mental health

Brian Calley photo
Courtesy photo / Office of the Lieutenant Governor

Boilerplate language in Governor Snyder’s budget would change the funding structure for the state’s community mental health system. After pushback from families and advocates, those changes seem unlikely to happen. We talk to Robert Sheehan, director of the Michigan Association of Community Mental Health Boards, about what changes he thinks are necessary.

Ishpeming HS football team in parade
Courtesy photo / Do It for Daniel/Facebook

A Michigan couple seeks to raise awareness of teen mental illness with their documentary about Daniel Olson, an Ishpeming teen who committed suicide. We speak with filmmaker Kammi Young-Berens about the process of making the documentary and what she hopes it will do for teens struggling with depression.

MSU to expand rural health care program

Oct 15, 2015
Andrea Wendling photo
Courtesy photo / Rural Community Health Program, MSU

People living in rural regions of our state face unique challenges when it comes to accessing healthcare. The Rural Community Health Program at MSU’s College of Human Medicine is trying to change that. We talk to the Rural Community Health Program’s director Dr. Andrea Wendling.

In observance of Mental Illness Awareness Week, Current State talks with Sam Cochran, a retired Memphis police officer who helps law enforcement agencies intervene with the mentally ill.

Audio Pending...

Many of the people arrested in the United States suffer from a mental illness, and research indicates that those released from custody are four times as likely to attempt suicide when compared with those in jail. We talk with Dr. Jennifer Johnson about her research aimed at lowering the post-detention suicide rate.

Active Minds logo
Courtesy of Active Minds at MSU

The stigma of mental illness can make it difficult for students struggling on college campuses to seek help. But both students and administrators across the country are trying to change that. Current State talks to two of the members of the mental health advocacy group Active Minds at MSU as well as Dr. Victor Schwartz, medical director for the JED Foundation, a national organization focused on campus mental health and suicide prevention. 

A Michigan State University doctoral student in neuroscience has written a book about sexual assault and how post traumatic stress disorder affects women. Apryl Pooley is the author of “Shadow Brain: A Neuroscientist’s Journey Through PTSD and Womanhood”.

In Michigan, there are 191 areas designated as having a mental health care health professional shortage. Only and Texas and California have higher numbers of shortages, and that has devastating consequences. New research from the Child Health Institute found that young people in rural areas are twice as likely to commit suicide than their urban peers. In two northern Michigan counties, state and local officials are trying to hard to improve mental health care access for its rural residents.

Scott Pohl/WKAR

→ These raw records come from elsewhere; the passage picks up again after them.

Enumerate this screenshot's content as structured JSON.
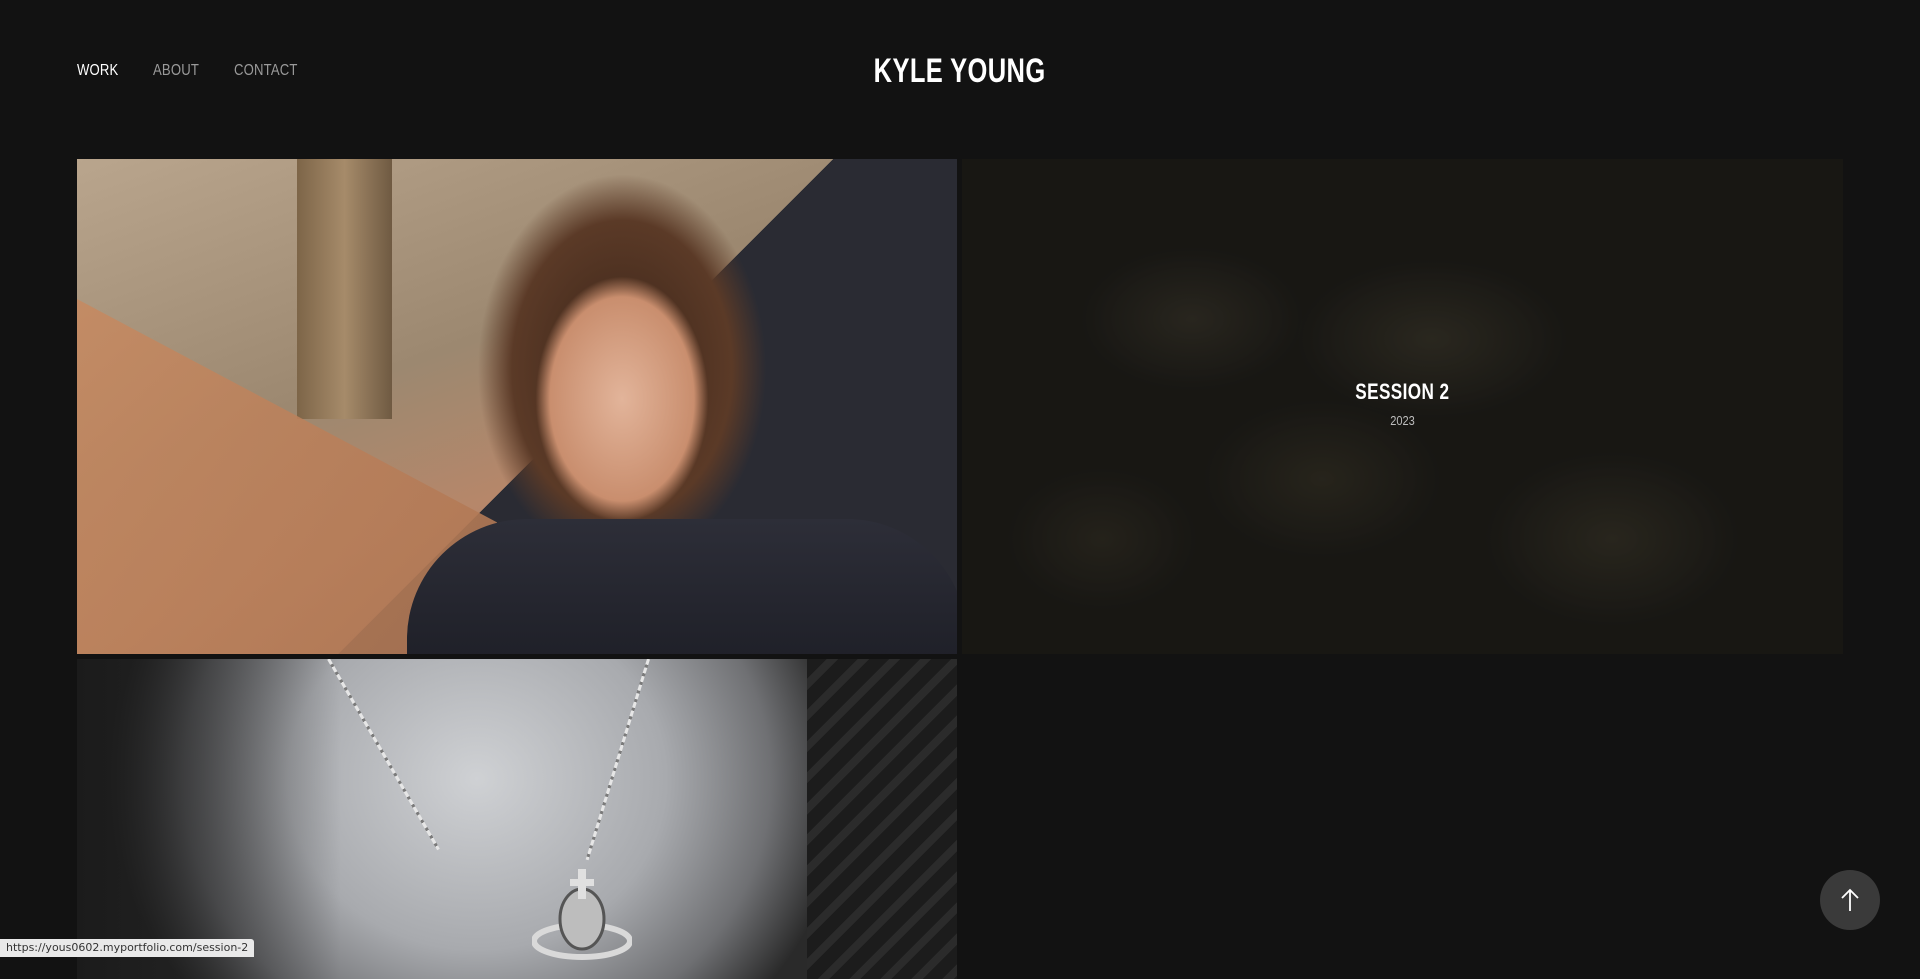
{
  "site": {
    "title": "KYLE YOUNG"
  },
  "nav": {
    "items": [
      {
        "label": "WORK"
      },
      {
        "label": "ABOUT"
      },
      {
        "label": "CONTACT"
      }
    ]
  },
  "gallery": {
    "tiles": [
      {
        "title": "",
        "year": ""
      },
      {
        "title": "SESSION 2",
        "year": "2023"
      },
      {
        "title": "",
        "year": ""
      }
    ]
  },
  "status_bar": {
    "url": "https://yous0602.myportfolio.com/session-2"
  },
  "icons": {
    "back_to_top": "arrow-up-icon"
  }
}
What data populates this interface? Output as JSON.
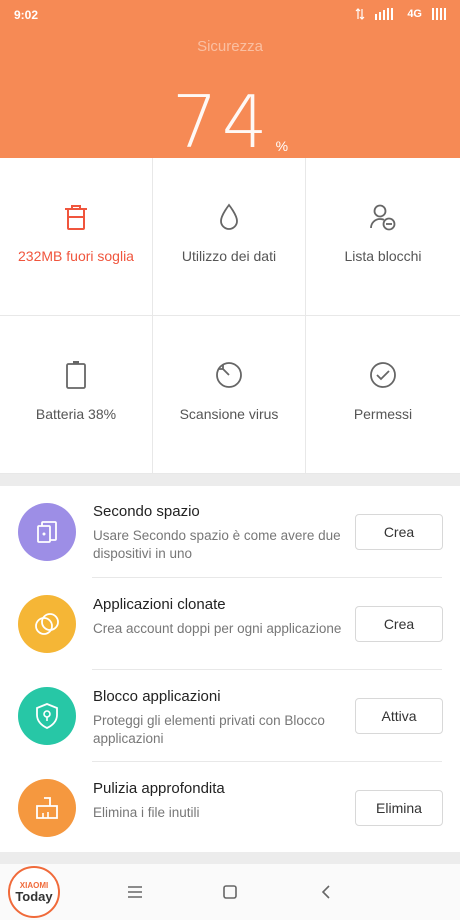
{
  "status_bar": {
    "time": "9:02",
    "network": "4G"
  },
  "header": {
    "title": "Sicurezza",
    "score": "74",
    "score_unit": "%"
  },
  "grid": [
    {
      "label": "232MB fuori soglia",
      "icon": "trash-icon",
      "alert": true
    },
    {
      "label": "Utilizzo dei dati",
      "icon": "drop-icon"
    },
    {
      "label": "Lista blocchi",
      "icon": "user-block-icon"
    },
    {
      "label": "Batteria 38%",
      "icon": "battery-icon"
    },
    {
      "label": "Scansione virus",
      "icon": "scan-icon"
    },
    {
      "label": "Permessi",
      "icon": "check-circle-icon"
    }
  ],
  "features": [
    {
      "title": "Secondo spazio",
      "desc": "Usare Secondo spazio è come avere due dispositivi in uno",
      "button": "Crea",
      "icon": "second-space-icon",
      "color": "#9d8ee6"
    },
    {
      "title": "Applicazioni clonate",
      "desc": "Crea account doppi per ogni applicazione",
      "button": "Crea",
      "icon": "clone-icon",
      "color": "#f5b636"
    },
    {
      "title": "Blocco applicazioni",
      "desc": "Proteggi gli elementi privati con Blocco applicazioni",
      "button": "Attiva",
      "icon": "shield-lock-icon",
      "color": "#27c7a6"
    },
    {
      "title": "Pulizia approfondita",
      "desc": "Elimina i file inutili",
      "button": "Elimina",
      "icon": "broom-icon",
      "color": "#f5983f"
    }
  ],
  "colors": {
    "header": "#f68a55",
    "alert": "#f0553d"
  },
  "watermark": {
    "line1": "XIAOMI",
    "line2": "Today"
  }
}
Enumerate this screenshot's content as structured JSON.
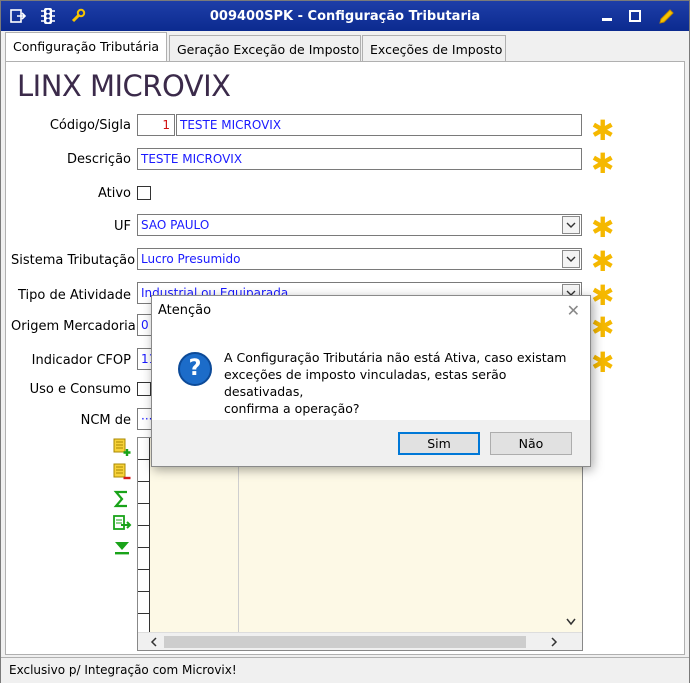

Last week, Current State host Mark Bashore had a chance to witness and participate in a very interesting group exercise. It was his first encounter with guided imagery, a technique that tries to direct and focus the imagination using rich, descriptive sound cues.

Mental health pioneer advocates early intervention

Oct 7, 2014

According to the 2012 National Survey on Drug Use and Health, nearly 40-percent of adults with severe mental illnesses such as schizophrenia, bipolar disorder and severe depression received no treatment in the previous year. This comes at an enormous cost to the sufferers and their families, as well as to society at large, to the tune of hundreds of billions of dollars annually.

Flickr - Kārlis Dambrāns

In a world where there seems to be an app for anything and everything, smartphone technology may now be expanding into the realm of mental health treatment. A team of University of Michigan researchers is developing a smartphone app that would help people living with bipolar disorder.

flickr - puck90

As enrollment in the state’s Healthy Michigan program continues, many of the state’s Community Mental Health officials have been sounding the alarm that they do not have sufficient funds to treat everyone who comes to them for help. In fact, there have already been scattered reports of people being cut off from state mental health services due to the shift in funding caused by the Medicaid expansion.

For decades, organizations like the American Red Cross and local fire departments have offered courses in basic first aid. Many Americans who are not in the medical field have a working knowledge of how to perform CPR. But few people are trained to give mental health first aid. That’s the aim of an ongoing training series being held this summer in Lansing.

WKAR/Joe Linstroth

May is Mental Health Awareness Month and to commemorate, Current State’s Joe Linstroth speaks with longtime Lansing resident Jerri Nicole Wright about what it’s like to live with a severe and persistent mental illness.

Wikimedia Commons

Later this week in Dearborn, doctors, psychologists, social workers, and religious leaders from around the world will gather for the Sixth Annual Muslim Mental Health Conference. According Dr. Farha Abbasi, an MSU assistant professor of psychiatry and a founder of the conference, this is one of the very few of its kind in the world, if not the only one.